» Task requirements: Lines with the word "label": copy all of them from the entries below.

» The input:
'''
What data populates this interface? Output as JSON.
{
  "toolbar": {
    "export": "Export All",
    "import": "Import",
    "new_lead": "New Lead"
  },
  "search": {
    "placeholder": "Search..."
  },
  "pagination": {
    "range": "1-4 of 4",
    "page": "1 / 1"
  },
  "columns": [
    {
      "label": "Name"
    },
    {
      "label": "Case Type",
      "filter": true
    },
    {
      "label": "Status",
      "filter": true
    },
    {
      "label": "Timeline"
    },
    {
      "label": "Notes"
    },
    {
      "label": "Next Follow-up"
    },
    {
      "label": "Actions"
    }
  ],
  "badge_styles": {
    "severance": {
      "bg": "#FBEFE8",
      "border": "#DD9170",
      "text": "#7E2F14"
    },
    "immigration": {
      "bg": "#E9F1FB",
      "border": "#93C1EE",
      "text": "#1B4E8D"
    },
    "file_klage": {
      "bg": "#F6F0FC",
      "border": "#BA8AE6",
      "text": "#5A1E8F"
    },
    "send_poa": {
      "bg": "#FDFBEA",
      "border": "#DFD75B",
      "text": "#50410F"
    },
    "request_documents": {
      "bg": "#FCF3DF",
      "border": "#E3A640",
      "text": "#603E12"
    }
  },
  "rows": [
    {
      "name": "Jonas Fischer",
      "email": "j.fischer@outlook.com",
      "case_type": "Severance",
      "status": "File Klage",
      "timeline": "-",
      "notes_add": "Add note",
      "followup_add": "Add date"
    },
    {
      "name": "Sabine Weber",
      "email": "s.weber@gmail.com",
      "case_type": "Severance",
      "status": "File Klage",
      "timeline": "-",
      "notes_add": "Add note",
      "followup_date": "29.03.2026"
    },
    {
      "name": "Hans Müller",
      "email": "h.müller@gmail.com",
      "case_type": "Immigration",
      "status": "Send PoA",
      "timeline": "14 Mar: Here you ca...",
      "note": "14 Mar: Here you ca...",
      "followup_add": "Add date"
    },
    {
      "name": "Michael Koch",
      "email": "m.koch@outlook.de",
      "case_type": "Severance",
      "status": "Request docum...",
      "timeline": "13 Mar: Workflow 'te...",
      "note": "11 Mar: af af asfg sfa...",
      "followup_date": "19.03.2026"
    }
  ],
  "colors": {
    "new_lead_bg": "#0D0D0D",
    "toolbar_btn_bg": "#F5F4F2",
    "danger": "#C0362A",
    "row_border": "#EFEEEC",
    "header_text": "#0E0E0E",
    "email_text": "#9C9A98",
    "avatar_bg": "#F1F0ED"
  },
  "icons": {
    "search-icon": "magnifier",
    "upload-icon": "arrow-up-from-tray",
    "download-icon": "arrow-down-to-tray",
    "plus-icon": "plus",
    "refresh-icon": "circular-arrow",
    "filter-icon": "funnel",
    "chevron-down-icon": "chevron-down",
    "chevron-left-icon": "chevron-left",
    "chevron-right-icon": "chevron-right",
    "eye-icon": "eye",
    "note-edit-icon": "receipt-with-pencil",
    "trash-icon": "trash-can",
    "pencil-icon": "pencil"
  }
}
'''
» Output of the exercise:
      "label": "Name"
      "label": "Case Type",
      "label": "Status",
      "label": "Timeline"
      "label": "Notes"
      "label": "Next Follow-up"
      "label": "Actions"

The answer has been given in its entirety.